**Task data:**
+ + +

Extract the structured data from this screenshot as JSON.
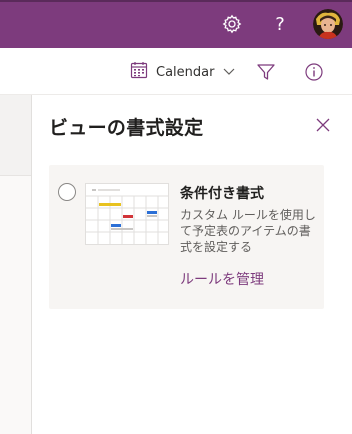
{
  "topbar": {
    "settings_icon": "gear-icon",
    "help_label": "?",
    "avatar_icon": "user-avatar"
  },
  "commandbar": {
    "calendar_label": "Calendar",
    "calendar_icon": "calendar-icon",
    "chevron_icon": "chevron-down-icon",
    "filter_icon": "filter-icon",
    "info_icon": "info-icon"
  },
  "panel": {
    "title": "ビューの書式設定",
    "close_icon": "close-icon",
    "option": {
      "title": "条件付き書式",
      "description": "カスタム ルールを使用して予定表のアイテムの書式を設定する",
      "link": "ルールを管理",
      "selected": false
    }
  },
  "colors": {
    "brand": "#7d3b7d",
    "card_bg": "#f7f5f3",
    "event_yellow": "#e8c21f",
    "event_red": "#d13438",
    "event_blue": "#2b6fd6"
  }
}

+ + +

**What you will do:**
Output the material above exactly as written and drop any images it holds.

**Task output:**
Extract the structured data from this screenshot as JSON.
{
  "topbar": {
    "settings_icon": "gear-icon",
    "help_label": "?",
    "avatar_icon": "user-avatar"
  },
  "commandbar": {
    "calendar_label": "Calendar",
    "calendar_icon": "calendar-icon",
    "chevron_icon": "chevron-down-icon",
    "filter_icon": "filter-icon",
    "info_icon": "info-icon"
  },
  "panel": {
    "title": "ビューの書式設定",
    "close_icon": "close-icon",
    "option": {
      "title": "条件付き書式",
      "description": "カスタム ルールを使用して予定表のアイテムの書式を設定する",
      "link": "ルールを管理",
      "selected": false
    }
  },
  "colors": {
    "brand": "#7d3b7d",
    "card_bg": "#f7f5f3",
    "event_yellow": "#e8c21f",
    "event_red": "#d13438",
    "event_blue": "#2b6fd6"
  }
}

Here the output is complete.